A United Launch Alliance Delta IV Heavy rocket, with a U.S. spy satellite aboard, undergoes a hot-fire abort three seconds before liftoff early Saturday morning at Cape Canaveral Air Force Station. Photo by Joe Marino/UPI | License Photo
Aug. 29 (UPI) -- The launch of a U.S. spy satellite from Florida was called off early Saturday morning, just three seconds before the rocket was to lift off from Cape Canaveral Air Force Station.
Flames already were spewing from engines on the United Launch Alliance Delta IV Heavy, but a computer aborted the launch.
Mission directors quickly worked to ensure the rocket was secured and its fuel drained so engineers could further investigate the cause of the problem and crews could assess any damage to the launch pad.
"The bird is in good shape," Tony Bruno, president and CEO of United Launch Alliance, tweeted after the abrupt halt. "This was an automatic abort during the ignition sequence. Cause seems to have been in the ground system."
ULA said the "required recycle time prior to the next launch attempt is seven days minimum."
The "hot fire abort" came at 3:37 a.m., a little over an hour after the initial planned liftoff. The first delay occurred because the temperature in a rocket compartment was slightly below the norm.
The launch already had been postponed from Thursday because of other technical problems.
The mission, called NROL-44, was to have been the 12th launch of a Delta IV Heavy, which was first used in 2004.
The National Reconnaissance Office, the agency that is overseeing the spy satellite launch, is part of the Defense Department. According to its mission statement, it is responsible for developing, launching and operating America's reconnaissance satellites, along with data-processing facilities.
That data is used by the National Security Agency and National Geospatial-Intelligence Agency to produce photos, maps, reports and other tools for the president, Congress, national policymakers, warfighters and others.
The Delta IV Heavy, the fourth version of the Delta rocket, was developed to carry out missions for the reconnaissance office, U.S. Space Force and NASA. It also launched NASA's Orion capsule in a 2014 test flight and sent the Parker Solar Probe into the sun's outer atmosphere.
ULA plans only three more Delta IV Heavy launches from Florida -- including this one -- and two more from Vandenberg Air Force Base in California. After that, the company plans to use its Vulcan rocket, which is under development.

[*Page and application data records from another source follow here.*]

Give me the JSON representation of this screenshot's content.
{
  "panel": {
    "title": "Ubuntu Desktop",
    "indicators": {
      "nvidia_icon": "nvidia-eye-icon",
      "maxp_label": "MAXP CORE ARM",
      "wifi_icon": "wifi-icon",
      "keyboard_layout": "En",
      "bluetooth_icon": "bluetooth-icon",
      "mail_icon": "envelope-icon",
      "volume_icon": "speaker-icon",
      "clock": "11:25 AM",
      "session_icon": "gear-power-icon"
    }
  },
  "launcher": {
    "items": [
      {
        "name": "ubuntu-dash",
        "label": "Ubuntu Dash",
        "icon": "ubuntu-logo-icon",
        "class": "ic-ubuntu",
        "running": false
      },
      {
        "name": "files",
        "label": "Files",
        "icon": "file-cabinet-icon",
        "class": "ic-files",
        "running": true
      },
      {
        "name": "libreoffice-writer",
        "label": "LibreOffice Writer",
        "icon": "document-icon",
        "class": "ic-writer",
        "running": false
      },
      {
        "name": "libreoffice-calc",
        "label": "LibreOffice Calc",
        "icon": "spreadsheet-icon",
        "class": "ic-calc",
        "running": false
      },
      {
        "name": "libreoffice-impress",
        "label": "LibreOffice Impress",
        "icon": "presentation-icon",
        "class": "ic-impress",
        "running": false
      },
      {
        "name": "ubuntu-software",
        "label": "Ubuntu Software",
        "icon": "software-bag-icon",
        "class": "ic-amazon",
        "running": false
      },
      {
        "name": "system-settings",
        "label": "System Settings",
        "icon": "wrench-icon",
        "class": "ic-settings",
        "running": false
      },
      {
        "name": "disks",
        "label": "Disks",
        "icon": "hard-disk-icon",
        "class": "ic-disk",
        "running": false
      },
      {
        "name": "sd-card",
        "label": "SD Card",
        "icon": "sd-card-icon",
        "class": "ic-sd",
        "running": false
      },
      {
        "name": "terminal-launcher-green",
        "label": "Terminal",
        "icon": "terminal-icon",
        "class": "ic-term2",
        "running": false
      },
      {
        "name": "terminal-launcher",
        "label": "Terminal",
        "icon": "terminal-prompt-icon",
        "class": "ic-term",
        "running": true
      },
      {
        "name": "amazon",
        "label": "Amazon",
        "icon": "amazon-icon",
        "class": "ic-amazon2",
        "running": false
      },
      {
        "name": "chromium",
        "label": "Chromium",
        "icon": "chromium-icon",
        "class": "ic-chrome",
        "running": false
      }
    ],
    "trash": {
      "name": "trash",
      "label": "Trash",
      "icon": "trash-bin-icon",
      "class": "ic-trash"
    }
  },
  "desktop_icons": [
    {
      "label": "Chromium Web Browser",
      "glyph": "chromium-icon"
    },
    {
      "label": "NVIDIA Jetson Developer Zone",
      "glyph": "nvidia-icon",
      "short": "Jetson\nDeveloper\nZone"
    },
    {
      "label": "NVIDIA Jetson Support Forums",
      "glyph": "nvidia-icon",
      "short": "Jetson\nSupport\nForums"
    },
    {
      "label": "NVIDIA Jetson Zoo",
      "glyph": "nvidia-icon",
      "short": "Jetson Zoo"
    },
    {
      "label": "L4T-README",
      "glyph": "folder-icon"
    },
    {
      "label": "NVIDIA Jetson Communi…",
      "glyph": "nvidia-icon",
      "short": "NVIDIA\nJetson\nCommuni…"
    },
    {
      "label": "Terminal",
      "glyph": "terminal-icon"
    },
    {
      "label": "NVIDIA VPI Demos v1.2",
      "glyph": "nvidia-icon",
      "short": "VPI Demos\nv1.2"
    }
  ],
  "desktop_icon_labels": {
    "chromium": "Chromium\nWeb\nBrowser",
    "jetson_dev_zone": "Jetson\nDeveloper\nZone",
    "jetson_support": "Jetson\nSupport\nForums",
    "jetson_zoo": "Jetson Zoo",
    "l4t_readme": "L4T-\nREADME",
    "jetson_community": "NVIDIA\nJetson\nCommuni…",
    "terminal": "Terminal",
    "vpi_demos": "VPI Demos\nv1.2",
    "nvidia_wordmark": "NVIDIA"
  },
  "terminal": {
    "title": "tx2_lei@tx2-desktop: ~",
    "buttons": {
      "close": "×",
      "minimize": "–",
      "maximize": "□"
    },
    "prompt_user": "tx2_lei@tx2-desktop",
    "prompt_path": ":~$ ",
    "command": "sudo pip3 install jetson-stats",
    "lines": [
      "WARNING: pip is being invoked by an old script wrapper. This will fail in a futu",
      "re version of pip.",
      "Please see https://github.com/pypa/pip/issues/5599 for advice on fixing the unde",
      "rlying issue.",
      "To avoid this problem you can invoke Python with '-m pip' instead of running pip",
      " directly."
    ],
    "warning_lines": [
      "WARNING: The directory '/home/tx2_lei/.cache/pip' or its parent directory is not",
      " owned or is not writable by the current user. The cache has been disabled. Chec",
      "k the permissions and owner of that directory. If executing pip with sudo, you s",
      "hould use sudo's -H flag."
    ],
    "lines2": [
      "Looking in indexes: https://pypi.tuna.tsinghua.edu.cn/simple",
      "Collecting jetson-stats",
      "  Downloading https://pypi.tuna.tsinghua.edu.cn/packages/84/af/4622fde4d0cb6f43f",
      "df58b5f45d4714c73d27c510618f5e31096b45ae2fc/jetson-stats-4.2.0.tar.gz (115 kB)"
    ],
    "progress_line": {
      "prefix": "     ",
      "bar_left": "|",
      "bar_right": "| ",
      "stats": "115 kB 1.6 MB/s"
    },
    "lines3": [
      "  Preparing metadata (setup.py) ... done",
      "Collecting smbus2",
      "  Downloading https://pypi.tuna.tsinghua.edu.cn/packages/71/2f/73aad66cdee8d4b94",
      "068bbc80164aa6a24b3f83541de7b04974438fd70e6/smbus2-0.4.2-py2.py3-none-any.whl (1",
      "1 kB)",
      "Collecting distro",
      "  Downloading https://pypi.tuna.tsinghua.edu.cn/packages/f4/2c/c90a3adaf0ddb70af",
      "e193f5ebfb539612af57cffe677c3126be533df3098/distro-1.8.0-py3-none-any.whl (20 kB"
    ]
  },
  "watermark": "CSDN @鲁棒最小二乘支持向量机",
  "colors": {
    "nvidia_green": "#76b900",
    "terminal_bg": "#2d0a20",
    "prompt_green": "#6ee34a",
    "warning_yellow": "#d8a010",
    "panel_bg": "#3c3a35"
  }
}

Paul Brinkmann contributed to this story.
From left to right, Expedition 62 crew members Andrew Morgan of NASA, Roscosmos cosmonaut Oleg Skripochka and NASA astronaut Jessica Meir are seen inside the Soyuz MS-15 spacecraft after they landed in a remote area near Zhezkazgan, Kazakhstan on Friday. Photo by Andrey Shelepin/NASA/GCTC | License Photo